A column in today's New York Times, "The Joy of Quiet" by Pico Iyer, reminded me that our intention in coming to Costa Rica was to enjoy a few months of quiet. We have not found that, though it seems unimportant now; we have grown accustomed to the daily sounds surrounding us. Iyer's focus is about saving silence and quiet time for children, but all of us who depend on the Internet and electronic devices already know we are losing something inestimable.

We rely heavily on the Internet here, for communication, news, and entertainment. Ray uses a laptop and I use my iPad. An iPod is plugged into portable speakers through which we hear music and news. Photographs are electronic and can reach the world in a few seconds. This is all good, and helpful in its way. But it is a far cry from true silence, a gift that was with us from the beginning and should be still. Now we are lucky if we recognize scattered increments.

"Listen!"

"To what?"

"Nothing."

Because our house is right next to a worn and pot-holed road and a speed bump, we hear, not cars and trucks driving smoothly past, but cars and trucks braking, driving through a gravel patch to avoid the bump, and bouncing over the bump. We hear the merchandise headed to the little living-room grocery down the road slamming and bouncing in the truck beds (the trucks are nearly as big as the shop). We hear souped-up cars scraping bottom and motorcycles accelerating across it.

Other daily sounds include the footsteps of our upstairs neighbors, the crying of the teething baby next door, the voices of conversations and calls up and down the street, the pounding rain, the barking dogs, the occasional singing of Dago, our neighbor, and when we're lucky, bird calls. In the depths of my illness I slept through it all and now it's part of my life and seldom noticed. It's also part of the culture we came to explore and thus easier to accept. ("Different culture, different customs.")

As a writer, I've always found describing sound a difficult chore. Onomatopoeia, words that suggest the sound they describe (cackle, boom, tinkle) do good work but they lack that missing element, the effect noise has on the human body. For we hear not only through our ears. Our entire body reacts when a truck bounces over a speed bump 20 feet away, or firecracker goes off unexpectedly outside the window. Our heart pounds, our nervous system twangs, our brain orders a shot of adrenalin. Even when we don't acknowledge the sound, don't hear it out of custom, our body hears it and filters it and reacts to it. Sometimes it replays, altered, in dreams. That's hard to capture in one short sentence.

Fortunately, firecrackers don't often explode outside our windows, but the constant drone of ever present noise, even when it comes from YouTube or an iPod, has a wearing affect on the body. Finding silence is one of the best things you can do for yourself, and though we misjudged its presence here, we'll never stop pursuing it. Maybe 2012 will be the year.


***
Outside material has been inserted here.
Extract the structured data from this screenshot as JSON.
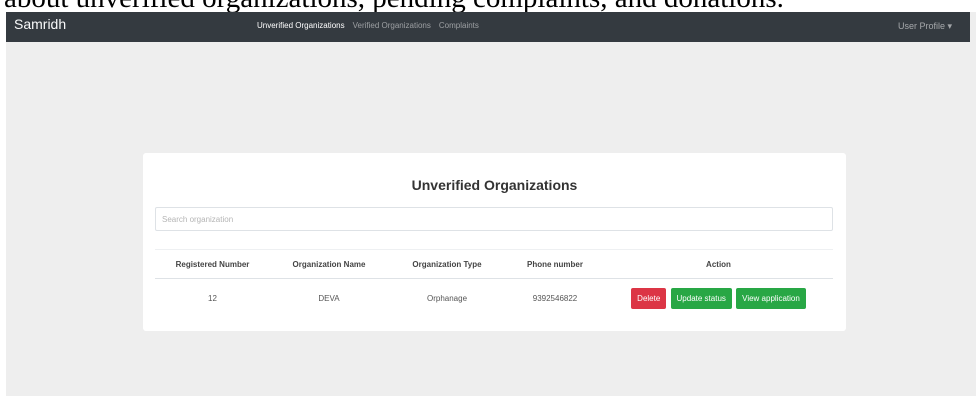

The convenience of instant communication did make it easier to meet up yesterday with an old friend from San Francisco. Robert and I worked together in the News and Publications office at Reed College when he was a student there in the early 90s. Robert stayed on after graduation to work for a year on a fundraising campaign and we occasionally commuted together. We lost touch about ten years ago and reconnected through Facebook (much as I dislike it, it does have its uses). Yesterday we had lunch together at Cafe Milagro and caught up with news of family and friends; it was though we'd spoken only a week ago.


Ray, Karen, and Robert


Back at home we had a bit of excitement when we heard a new and surprising noise. Three motorcycle policeman chased a wayward driver down our road, sirens blaring. Naturally we went out to look so we were handy when Daniel, one of the officers, came over to ask for two glasses of water, please. We watched as the car was moved and searched and we waited while the young officers stood around and flirted with young women passing by. Finally the traffic truck came and issued a ticket—or something, and Daniel returned our glasses and the excitement was over.


A motorcycle policeman and supervisor await the traffic truck.
(The suspect's white car is in front of our house.)


Daniel and Ray share a smile.

Before he left Daniel carefully wrote his email address on a piece of paper so Ray could send him a photo. Then he put an arm around each of us and speaking in broken English said very seriously, "Life is good. And the world is small." 


Pura vida is difficult to translate; the closest is "plenty of life." You see it everywhere here, on teeshirts, caps, paintings and pottery. People have said it to me on the street, always accompanied by a big smile. It's used to express many things but I like to think it's what Daniel was trying to say. Life is good, and we're all in it together.

May 2012 bring you everything good you can wish for, and may it bring all of us—together—peace, contentment, and a little bit of silence.

Pura vida!